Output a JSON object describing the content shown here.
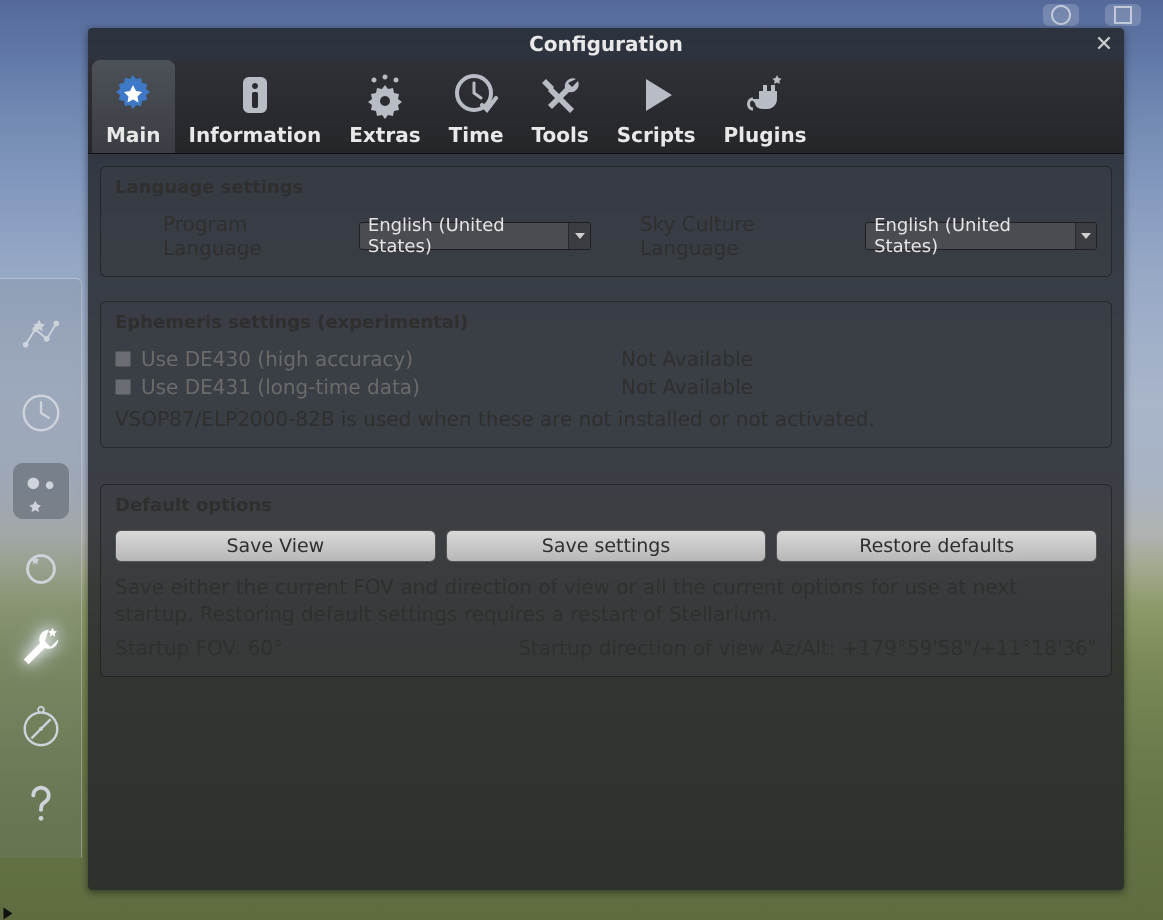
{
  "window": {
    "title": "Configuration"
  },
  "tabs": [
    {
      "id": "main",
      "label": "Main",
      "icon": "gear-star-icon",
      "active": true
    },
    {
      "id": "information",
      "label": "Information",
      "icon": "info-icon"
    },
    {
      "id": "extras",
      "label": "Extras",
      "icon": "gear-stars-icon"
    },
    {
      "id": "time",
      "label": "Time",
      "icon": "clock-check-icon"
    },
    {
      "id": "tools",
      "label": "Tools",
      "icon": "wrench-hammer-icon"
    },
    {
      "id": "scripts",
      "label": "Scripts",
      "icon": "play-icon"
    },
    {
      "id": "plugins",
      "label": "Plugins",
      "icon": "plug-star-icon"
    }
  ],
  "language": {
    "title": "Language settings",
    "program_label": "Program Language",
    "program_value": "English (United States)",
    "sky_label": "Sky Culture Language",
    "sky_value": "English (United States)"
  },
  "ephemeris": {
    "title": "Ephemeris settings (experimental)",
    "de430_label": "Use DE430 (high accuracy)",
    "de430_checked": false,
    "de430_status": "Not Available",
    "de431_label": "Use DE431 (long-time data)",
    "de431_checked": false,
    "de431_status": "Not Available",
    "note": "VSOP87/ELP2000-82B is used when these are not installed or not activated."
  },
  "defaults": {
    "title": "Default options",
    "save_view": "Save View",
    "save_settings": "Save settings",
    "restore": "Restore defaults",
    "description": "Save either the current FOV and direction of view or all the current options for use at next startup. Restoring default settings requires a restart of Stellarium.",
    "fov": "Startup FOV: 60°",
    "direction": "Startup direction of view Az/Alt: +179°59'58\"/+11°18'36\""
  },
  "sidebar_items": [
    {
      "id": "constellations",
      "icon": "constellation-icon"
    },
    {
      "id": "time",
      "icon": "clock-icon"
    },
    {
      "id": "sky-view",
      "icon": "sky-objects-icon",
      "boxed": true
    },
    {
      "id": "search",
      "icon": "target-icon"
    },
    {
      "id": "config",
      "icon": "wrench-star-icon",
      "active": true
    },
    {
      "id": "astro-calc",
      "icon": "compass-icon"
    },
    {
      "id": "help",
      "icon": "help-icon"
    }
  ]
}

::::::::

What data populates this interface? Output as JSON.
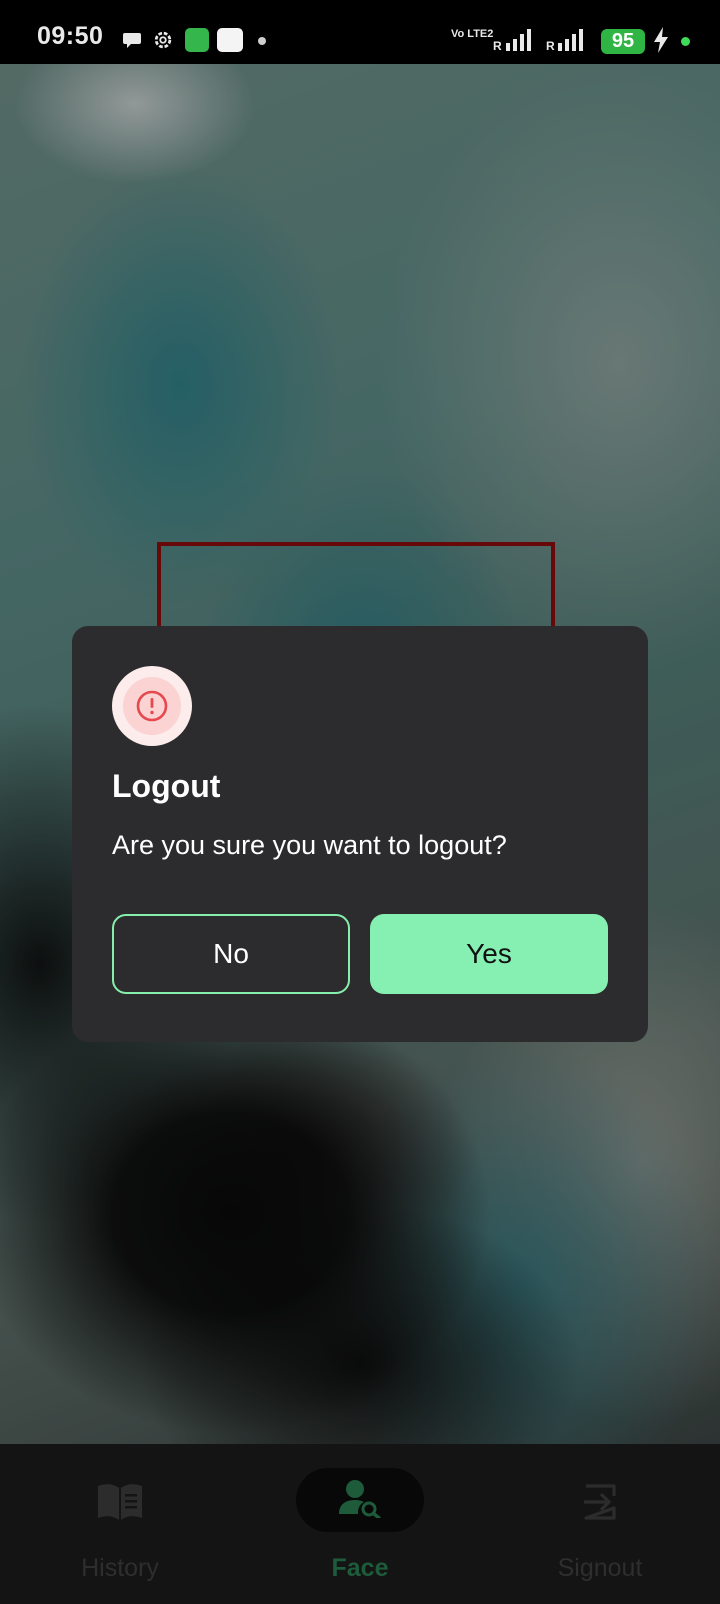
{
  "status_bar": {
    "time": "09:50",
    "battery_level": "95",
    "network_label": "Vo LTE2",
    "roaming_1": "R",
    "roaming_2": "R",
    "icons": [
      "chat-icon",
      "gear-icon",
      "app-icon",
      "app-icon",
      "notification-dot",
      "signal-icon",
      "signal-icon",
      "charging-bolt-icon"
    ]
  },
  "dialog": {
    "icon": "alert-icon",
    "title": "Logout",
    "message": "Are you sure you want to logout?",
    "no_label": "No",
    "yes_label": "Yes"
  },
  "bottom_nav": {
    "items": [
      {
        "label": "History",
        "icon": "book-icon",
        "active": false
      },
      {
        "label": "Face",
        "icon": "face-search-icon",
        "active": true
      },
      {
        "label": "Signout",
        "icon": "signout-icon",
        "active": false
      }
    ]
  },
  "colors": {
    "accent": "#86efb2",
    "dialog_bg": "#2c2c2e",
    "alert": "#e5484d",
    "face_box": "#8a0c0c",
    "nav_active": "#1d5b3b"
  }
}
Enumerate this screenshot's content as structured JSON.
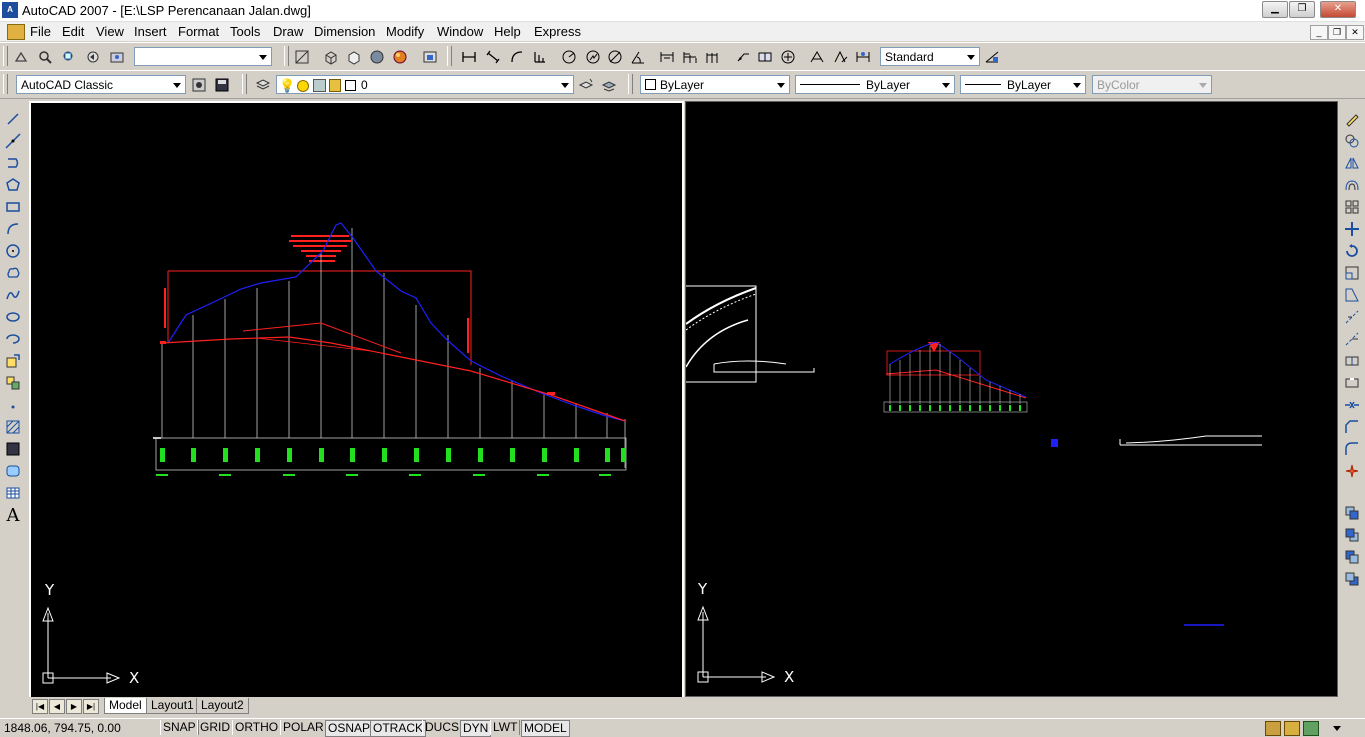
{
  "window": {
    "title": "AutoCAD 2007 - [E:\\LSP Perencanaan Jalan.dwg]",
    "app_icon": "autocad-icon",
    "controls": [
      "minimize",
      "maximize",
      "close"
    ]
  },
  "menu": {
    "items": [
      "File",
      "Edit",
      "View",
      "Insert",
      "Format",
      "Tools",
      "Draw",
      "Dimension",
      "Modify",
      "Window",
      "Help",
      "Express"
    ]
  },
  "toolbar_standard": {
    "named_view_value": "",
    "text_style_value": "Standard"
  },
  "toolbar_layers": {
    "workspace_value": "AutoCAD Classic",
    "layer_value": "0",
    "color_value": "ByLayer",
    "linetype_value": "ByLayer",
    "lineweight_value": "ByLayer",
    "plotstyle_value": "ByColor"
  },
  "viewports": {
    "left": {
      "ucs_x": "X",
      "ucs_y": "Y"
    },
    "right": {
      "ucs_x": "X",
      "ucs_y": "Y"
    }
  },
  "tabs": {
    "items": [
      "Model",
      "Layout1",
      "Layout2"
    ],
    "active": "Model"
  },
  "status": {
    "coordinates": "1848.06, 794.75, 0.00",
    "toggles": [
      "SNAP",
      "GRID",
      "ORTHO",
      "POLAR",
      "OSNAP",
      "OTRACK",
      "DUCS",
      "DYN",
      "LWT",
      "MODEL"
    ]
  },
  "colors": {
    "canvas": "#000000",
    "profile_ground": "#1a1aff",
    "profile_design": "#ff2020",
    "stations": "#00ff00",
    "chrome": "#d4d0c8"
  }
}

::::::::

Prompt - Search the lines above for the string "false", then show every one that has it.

Exercise output -
    "de430_checked": false,
    "de431_checked": false,
        "active": false
        "active": false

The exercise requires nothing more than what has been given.